Do animals influence landscapes or vice versa?

(20-05-2022) Johannes Nauta's PhD examines how animals' search behavior for food and shelter and the way landscapes are composed affect each other.

The search behavior of animals for food and shelter is also called foraging. In his research, Johannes is trying to figure out how foraging behavior and landscapes affect each other.

"I did this by creating computational models for both individual foragers and entire populations," Johannes explains.

"For individual foragers, I explored how their memory might help them optimize foraging behavior. It is shown that memory is not necessarily beneficial, but that the benefits depend strongly on what exactly the animal is looking for."

"Furthermore, I investigated how interactions between different foragers can influence the search behavior of individuals. In a competitive system, it was found that cooperation is only useful if resources are highly clustered and competition between conspecifics is not too high"

"In contrast, in a collective system, altruistic behavior is shown to benefit the collective only if conspecifics can be easily found"

"Finally, I investigated how foraging behavior can change landscapes. The results presented in this thesis show that foraging behavior affects ecosystems and landscapes," Johannes concludes.

Read a more detailed summary or the entire PhD


PhD Title: The Interplay between Resource Distributions and Optimal Foraging Behavior: From Individuals to Populations


Contact: Johannes Nauta, Yara Khaluf, Pieter Simoens

Johannes Nauta

Johannes Nauta was born in 1994 in Lelystad, the Netherlands. He completed both his bachelors and his master degree on Physics and Astronomy at Radboud University Nijmegen in the Netherlands.

In 2017, he started his PhD trajectory at IDLab at Ghent University and imec, on the topic of Long-Term Robot Autonomy in the Internet of Robotic Things. Since then, his research has shifted towards the field of ecological modeling, where his PhD research focuses on the interplay between landscape configurations and foraging behavior in both individuals and entire populations.
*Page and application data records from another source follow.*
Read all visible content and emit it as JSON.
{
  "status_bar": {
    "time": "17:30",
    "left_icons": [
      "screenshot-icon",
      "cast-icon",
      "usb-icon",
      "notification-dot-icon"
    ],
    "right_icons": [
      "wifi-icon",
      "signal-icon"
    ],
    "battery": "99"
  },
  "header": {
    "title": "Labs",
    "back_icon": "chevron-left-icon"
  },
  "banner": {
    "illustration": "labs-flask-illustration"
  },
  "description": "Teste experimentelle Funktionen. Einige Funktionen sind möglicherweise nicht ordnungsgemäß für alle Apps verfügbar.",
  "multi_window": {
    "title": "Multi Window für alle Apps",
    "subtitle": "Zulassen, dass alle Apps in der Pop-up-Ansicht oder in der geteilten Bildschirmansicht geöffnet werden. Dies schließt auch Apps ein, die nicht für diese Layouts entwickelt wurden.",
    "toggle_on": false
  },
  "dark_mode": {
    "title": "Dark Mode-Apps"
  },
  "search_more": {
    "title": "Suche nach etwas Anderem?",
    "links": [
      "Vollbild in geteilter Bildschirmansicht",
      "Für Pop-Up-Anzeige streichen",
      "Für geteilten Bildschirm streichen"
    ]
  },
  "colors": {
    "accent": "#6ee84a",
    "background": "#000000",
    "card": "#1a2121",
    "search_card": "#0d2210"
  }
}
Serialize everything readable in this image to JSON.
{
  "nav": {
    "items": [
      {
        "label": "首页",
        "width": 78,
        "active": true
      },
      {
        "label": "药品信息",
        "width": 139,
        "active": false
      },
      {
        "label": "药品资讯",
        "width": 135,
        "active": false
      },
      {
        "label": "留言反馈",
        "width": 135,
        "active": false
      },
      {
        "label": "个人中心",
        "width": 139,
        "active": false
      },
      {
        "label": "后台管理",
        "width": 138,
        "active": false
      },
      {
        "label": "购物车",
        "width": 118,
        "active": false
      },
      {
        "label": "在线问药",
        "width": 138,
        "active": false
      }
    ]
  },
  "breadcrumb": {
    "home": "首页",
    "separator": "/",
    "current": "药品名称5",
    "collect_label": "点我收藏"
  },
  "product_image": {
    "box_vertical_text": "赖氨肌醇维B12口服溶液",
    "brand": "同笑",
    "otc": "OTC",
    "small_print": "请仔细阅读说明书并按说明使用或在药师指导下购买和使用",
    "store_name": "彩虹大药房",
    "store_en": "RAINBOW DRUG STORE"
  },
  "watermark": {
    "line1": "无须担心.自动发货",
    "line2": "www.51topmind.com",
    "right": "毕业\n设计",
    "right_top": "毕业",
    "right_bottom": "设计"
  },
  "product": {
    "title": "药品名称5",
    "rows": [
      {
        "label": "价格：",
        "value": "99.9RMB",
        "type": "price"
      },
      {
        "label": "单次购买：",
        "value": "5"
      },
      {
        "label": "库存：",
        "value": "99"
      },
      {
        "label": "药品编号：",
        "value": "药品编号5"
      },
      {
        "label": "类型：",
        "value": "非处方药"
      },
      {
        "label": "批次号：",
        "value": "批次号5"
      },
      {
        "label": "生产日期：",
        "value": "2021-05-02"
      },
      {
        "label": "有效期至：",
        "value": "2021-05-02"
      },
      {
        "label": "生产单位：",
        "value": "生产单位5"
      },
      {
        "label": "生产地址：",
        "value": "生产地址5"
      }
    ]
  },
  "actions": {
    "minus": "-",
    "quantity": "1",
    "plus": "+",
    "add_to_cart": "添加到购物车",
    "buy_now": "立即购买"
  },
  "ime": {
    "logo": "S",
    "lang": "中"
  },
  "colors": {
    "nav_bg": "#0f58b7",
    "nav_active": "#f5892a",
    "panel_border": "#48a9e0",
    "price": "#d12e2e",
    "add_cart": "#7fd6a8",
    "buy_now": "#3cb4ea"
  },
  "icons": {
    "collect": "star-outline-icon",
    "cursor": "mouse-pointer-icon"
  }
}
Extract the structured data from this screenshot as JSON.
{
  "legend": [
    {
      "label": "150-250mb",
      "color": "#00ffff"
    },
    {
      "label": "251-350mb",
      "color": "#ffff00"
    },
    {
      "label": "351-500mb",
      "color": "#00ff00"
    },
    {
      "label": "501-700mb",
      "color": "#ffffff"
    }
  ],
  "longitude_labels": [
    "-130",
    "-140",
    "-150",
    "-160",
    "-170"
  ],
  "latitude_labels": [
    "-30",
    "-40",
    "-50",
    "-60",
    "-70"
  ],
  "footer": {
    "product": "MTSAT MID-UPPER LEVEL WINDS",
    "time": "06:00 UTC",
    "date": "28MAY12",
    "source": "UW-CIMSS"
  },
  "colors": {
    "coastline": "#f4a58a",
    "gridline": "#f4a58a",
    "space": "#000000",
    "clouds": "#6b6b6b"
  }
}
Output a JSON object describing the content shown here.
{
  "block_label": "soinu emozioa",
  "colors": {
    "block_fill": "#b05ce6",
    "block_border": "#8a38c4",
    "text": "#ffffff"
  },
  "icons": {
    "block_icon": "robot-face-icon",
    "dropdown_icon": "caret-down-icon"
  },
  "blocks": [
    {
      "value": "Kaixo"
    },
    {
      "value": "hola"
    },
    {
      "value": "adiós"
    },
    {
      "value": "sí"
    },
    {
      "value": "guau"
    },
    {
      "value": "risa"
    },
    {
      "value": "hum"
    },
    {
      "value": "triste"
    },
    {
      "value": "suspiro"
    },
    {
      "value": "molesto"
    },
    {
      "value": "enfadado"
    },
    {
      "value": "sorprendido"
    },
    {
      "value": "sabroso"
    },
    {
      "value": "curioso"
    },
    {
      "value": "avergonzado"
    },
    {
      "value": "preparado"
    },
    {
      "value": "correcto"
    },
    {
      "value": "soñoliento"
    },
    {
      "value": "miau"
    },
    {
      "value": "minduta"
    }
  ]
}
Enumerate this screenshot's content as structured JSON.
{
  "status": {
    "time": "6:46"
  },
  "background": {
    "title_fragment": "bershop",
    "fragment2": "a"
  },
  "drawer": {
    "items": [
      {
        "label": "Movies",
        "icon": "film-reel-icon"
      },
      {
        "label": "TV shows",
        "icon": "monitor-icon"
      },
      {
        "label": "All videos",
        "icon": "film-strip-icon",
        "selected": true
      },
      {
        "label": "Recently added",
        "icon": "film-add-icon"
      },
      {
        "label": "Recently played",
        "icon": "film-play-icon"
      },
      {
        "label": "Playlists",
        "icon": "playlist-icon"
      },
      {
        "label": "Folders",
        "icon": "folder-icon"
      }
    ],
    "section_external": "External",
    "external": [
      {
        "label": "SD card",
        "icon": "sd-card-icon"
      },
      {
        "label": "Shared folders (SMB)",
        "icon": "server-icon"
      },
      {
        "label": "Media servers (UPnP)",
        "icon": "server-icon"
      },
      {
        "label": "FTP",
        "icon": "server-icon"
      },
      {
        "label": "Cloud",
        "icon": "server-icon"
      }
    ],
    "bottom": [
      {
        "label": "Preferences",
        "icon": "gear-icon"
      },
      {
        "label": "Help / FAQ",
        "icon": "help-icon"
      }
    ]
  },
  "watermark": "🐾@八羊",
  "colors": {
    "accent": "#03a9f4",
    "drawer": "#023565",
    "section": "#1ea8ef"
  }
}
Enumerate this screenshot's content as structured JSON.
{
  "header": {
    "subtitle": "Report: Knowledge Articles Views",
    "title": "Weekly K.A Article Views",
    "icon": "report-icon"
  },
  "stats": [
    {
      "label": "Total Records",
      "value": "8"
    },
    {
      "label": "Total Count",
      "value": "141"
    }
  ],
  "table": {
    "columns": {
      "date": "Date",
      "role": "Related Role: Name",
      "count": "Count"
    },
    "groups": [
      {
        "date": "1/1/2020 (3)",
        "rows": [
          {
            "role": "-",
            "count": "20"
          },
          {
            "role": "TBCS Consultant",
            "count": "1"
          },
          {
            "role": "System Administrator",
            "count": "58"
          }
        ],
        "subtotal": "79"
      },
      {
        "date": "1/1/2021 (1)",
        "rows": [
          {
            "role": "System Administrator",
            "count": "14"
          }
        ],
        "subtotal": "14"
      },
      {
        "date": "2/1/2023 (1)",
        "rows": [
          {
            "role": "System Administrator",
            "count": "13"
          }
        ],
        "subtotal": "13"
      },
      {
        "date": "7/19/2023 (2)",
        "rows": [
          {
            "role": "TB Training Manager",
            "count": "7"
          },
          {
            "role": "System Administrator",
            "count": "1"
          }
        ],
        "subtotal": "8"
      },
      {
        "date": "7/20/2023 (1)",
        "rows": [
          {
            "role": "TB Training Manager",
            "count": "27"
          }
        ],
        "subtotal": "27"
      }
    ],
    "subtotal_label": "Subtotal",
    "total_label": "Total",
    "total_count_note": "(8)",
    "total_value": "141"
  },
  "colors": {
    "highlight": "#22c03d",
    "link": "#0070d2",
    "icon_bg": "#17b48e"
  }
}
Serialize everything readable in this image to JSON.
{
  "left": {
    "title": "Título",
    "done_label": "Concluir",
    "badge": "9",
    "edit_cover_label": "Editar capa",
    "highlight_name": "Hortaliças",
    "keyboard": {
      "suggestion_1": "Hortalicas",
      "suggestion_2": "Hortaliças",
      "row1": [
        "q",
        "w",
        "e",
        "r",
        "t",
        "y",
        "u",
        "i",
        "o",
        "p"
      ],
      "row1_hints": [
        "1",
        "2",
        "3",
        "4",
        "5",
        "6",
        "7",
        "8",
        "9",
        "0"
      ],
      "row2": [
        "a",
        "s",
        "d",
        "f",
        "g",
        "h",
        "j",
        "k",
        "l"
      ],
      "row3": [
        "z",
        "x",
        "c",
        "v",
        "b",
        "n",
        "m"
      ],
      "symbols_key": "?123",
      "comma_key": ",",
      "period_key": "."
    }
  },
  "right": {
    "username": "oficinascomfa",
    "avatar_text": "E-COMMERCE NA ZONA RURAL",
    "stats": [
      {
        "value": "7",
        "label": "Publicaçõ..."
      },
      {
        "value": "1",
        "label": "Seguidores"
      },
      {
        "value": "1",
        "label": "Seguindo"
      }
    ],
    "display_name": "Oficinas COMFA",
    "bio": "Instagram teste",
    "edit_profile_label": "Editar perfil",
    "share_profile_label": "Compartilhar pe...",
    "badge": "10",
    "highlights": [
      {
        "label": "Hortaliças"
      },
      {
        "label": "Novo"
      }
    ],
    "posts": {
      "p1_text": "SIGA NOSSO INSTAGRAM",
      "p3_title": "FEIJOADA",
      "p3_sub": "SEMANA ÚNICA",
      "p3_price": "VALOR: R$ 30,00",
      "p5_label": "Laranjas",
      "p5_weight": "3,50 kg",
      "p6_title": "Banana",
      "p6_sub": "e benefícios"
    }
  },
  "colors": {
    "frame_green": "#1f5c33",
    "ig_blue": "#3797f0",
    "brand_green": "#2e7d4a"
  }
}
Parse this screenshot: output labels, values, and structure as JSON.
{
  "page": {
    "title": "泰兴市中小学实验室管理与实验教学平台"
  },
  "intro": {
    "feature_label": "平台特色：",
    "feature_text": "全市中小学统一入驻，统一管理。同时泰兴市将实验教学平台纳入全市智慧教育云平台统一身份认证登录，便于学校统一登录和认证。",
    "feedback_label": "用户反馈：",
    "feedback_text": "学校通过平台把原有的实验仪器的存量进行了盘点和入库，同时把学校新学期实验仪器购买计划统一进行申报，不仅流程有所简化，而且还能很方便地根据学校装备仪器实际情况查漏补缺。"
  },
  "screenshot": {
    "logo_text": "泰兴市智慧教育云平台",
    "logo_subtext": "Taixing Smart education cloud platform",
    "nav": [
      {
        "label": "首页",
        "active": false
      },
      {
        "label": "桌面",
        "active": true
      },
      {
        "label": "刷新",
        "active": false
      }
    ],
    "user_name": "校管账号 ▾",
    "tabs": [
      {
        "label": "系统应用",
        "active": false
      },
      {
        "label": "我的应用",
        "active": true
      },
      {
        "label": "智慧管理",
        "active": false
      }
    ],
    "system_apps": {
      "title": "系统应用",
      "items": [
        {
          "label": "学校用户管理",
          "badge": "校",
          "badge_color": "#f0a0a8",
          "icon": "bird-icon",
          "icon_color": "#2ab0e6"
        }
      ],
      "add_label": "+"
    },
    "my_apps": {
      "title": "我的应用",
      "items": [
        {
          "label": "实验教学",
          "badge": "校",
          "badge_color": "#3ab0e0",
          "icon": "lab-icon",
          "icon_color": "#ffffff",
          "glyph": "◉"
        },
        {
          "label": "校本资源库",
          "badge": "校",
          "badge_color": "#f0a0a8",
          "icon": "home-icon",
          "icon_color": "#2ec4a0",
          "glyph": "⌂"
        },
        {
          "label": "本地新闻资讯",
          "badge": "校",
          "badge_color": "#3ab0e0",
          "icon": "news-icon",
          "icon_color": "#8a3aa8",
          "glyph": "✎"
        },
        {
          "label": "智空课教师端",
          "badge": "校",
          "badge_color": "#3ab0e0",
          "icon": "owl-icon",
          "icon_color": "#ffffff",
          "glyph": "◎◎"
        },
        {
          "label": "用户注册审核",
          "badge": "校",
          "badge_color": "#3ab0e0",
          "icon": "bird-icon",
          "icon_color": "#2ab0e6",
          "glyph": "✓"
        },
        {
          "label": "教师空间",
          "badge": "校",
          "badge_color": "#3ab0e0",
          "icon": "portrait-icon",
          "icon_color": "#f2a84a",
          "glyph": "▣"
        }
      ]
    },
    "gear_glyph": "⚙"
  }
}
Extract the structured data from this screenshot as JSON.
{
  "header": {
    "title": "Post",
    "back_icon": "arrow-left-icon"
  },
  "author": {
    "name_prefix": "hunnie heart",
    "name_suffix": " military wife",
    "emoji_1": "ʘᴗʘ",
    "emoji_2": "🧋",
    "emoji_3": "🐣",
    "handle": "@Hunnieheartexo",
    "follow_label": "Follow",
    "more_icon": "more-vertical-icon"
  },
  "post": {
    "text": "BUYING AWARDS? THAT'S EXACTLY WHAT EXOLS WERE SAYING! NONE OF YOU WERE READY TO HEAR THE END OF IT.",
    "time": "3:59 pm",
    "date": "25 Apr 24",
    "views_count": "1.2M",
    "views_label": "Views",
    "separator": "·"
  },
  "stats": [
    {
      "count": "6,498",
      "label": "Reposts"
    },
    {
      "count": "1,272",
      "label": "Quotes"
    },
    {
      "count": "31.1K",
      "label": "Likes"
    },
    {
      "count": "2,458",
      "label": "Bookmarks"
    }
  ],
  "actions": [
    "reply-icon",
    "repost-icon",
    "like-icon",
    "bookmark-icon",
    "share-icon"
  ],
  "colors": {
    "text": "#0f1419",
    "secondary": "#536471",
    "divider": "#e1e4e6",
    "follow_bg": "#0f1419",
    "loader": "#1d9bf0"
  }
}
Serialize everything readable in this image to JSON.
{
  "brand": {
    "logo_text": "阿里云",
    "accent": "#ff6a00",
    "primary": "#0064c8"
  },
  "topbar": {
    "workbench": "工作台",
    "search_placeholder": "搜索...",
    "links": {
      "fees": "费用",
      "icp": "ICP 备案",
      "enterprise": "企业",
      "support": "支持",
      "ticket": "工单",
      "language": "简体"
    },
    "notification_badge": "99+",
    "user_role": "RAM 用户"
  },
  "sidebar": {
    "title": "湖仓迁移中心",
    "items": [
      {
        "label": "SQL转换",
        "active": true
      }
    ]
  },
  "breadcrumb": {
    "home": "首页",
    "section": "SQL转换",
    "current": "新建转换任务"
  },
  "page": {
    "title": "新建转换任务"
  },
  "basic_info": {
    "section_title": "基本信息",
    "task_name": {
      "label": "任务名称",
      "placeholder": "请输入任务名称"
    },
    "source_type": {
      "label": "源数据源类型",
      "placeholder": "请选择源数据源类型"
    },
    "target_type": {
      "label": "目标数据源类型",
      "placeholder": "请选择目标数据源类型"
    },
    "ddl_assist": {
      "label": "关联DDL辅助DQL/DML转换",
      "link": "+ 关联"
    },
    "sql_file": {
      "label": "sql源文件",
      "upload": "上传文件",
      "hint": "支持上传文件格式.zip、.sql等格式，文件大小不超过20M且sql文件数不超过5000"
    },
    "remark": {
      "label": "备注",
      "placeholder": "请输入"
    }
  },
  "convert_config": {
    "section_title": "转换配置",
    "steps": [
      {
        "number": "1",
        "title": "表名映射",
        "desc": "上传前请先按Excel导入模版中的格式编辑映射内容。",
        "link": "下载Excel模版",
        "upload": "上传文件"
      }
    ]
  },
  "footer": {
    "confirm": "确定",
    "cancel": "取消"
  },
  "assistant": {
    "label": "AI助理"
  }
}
He is the main author of four journal publications and three full papers at international conference. Furthermore, he has co-authored three additional conference contributions.


Editor: Jeroen Ongenae - Illustrator: Roger Van Hecke